In the News:
In the news today (4th March 2015), IPSO upheld a complaint against Mail Online over Liz Jones’ column but rejected it against The Mail on Sunday over the same article. The Mail Online version of the article included a photograph of a dog wearing a “Hearing Dogs for Deaf People” vest, captioned “Home help: ‘I have four hearing dogs that are trained to create a commotion if my fire alarm goes off’”. Faith Clark complained on behalf of the charity Hearing Dogs for Deaf People that the article gave the inaccurate impression that the columnist has four specially-trained assistance dogs. According to Press Gazette, having upheld the complaint against the photograph, the IPSO complaints committee said that the removal of the photo and the addition of the footnote was sufficient remedial action. The complaint against The Mail on Sunday, which did not use the same photo as Mail Online, was rejected.
It is interesting to note in this case that the two titles were under separate editorial control and it is because of this that one article passed regulation ethics whilst the other one didn’t.
To round up:
Important differences exist in the regulatory regimes relating to broadcast and print journalism however it is up to you, as a journalist, to make sure that your work meets the relevant regulation standards and that if in doubt – refer up!
Law Notes: Regulation and codes of conduct
Codes of practice tend to concentrate on areas including:
- Ethical behaviour expected from journalists.
- Fair treatment and respect for privacy.
- Requirement for accuracy and impartiality.
- Protecting children and young people.
They also offer an avenue of redress to members of the public who wish to complain about their treatment at the hands of the press.

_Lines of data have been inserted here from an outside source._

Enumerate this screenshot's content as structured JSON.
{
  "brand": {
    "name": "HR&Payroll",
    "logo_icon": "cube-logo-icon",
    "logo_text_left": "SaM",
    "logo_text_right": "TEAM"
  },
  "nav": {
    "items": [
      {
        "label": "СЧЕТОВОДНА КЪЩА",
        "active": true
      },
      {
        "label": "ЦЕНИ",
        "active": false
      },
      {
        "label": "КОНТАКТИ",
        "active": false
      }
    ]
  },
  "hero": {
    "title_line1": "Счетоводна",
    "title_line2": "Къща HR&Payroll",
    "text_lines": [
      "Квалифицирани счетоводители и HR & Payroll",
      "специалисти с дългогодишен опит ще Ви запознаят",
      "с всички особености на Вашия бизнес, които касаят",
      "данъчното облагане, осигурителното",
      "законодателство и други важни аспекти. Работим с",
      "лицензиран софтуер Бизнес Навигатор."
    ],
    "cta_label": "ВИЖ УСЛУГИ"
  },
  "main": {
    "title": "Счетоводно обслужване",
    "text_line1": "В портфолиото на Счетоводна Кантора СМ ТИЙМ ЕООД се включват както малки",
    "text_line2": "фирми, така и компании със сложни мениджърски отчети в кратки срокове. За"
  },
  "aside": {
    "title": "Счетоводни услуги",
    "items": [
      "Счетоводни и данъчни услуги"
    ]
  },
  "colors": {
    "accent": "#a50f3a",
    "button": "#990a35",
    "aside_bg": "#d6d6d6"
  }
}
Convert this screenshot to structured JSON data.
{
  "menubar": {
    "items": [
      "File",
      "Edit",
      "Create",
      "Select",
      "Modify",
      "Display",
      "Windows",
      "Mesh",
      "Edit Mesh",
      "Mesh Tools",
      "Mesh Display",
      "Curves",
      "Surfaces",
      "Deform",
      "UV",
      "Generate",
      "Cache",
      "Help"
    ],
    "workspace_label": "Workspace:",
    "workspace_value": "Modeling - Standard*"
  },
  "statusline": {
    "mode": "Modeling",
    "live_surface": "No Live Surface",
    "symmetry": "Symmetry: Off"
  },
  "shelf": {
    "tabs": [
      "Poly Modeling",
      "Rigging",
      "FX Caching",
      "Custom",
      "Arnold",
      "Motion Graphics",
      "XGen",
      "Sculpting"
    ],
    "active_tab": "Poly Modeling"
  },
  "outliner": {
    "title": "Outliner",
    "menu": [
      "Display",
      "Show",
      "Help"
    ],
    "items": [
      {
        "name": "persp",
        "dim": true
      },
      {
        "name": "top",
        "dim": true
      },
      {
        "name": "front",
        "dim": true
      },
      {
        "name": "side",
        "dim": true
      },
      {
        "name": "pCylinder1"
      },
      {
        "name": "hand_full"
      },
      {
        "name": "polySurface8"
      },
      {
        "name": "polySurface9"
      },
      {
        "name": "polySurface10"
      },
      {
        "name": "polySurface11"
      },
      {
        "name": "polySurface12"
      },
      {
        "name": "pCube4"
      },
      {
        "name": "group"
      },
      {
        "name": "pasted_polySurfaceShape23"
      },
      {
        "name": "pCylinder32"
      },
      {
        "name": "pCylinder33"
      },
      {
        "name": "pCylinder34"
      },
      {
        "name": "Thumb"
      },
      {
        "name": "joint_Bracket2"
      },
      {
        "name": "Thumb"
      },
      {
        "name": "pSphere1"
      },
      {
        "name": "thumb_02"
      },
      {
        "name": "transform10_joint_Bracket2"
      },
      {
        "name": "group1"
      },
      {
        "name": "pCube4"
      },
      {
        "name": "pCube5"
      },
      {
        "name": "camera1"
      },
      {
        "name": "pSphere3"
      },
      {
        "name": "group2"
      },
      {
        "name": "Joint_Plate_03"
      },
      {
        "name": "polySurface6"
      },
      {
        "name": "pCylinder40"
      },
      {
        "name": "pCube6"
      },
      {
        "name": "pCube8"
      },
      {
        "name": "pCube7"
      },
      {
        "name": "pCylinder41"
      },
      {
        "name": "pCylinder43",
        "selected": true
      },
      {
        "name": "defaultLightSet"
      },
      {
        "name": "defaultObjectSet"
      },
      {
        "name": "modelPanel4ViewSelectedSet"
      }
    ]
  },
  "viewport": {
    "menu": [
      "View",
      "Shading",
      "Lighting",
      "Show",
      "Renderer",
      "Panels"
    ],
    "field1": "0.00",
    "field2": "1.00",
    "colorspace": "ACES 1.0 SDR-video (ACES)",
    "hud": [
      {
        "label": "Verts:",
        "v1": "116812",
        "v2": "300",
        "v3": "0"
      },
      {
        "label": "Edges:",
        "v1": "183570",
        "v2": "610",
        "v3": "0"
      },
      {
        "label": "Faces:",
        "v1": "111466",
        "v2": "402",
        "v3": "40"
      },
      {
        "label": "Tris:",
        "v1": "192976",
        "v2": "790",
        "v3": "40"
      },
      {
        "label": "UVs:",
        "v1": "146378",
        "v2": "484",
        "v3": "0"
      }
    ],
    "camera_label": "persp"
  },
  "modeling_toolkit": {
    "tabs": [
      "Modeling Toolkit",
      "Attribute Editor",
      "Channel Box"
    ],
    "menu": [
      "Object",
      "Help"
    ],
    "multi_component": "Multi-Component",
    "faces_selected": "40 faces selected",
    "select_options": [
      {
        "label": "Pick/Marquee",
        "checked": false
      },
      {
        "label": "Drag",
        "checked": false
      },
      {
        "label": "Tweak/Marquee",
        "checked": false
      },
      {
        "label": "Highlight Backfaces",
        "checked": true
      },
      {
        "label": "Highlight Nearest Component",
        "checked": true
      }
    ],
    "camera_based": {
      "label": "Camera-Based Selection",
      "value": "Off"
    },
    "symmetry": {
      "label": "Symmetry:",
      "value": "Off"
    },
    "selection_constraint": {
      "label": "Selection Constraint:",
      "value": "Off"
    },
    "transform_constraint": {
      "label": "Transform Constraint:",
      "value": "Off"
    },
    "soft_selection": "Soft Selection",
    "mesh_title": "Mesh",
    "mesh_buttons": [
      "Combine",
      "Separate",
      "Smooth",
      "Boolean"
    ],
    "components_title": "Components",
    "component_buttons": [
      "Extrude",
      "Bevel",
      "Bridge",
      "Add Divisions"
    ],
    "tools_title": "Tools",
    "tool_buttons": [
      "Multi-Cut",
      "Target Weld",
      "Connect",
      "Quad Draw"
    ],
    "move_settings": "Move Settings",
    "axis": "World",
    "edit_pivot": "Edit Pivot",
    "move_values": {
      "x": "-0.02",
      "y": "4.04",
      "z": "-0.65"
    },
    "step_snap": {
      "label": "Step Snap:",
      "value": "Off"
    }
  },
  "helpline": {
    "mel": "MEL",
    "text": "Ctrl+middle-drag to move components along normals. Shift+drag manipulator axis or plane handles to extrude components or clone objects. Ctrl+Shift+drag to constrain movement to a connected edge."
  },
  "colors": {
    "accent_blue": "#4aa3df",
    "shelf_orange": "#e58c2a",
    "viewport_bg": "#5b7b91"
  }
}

This can be an alternative to the time and expense of going to law.
♦ (IPSO) The Independent Press Standards Organisation
IPSO is a non-statutory body. promises a tougher approach than the old PCC.
- Mediation between complainant and publisher.
- Arbitration scheme (low cost).
- Requirement for apologies/corrections.
- Fines up to £1 million.
Although it contains credible figures from outside the newspaper industry, the jury is still out on its effectiveness. Some victims of press intrusion and hacking claim it’s a sham.
Ofcom has statutory powers. Ofcom applies to TV and radio broadcasts, or services licensed by Ofcom. Large parts of the Code apply to the BBC except impartiality, inaccuracy and election provisions.
- Sanctions will be imposed when a broadcaster ‘deliberately, seriously or repeatedly’ breaches the Code.
- Can issue a direction not to repeat a programme.
- Can issue a direction to broadcast a correction or a statement of Ofcom’s findings.
- Can impose a financial penalty; and/or
- Revoke a licence (not applicable to the BBC, S4C or Channel 4).
- Can fine up to 5% of qualifying revenue or £250,000 – whichever greater.
There is an absolute requirement for ‘due accuracy and due impartiality’ – absent for print media. Privacy (Section 8) is important as it covers when secret recording might be appropriate or ‘warranted’ to use the Ofcom term.
♦ BBC Editorial Guidelines
BBC handles all its own complaints about bias and inaccuracy. BBC Trust sets the framework for procedure.
There are two main purposes of the BBC Guidelines:
- They are specifically designed to be a working tool for programme makers and journalists.
- They are designed as a benchmark of good practice when considering complaints.
♦ National Union of Journalists Code of Conduct
As with the IPSO/PCC code there is nothing for the public to reasonably disagree with. It remains a useful guide to good conduct, and a model to be replicated elsewhere but without the possibility of serious sanction for transgression, it does little to reassure a public which often remains sceptical about journalistic conduct.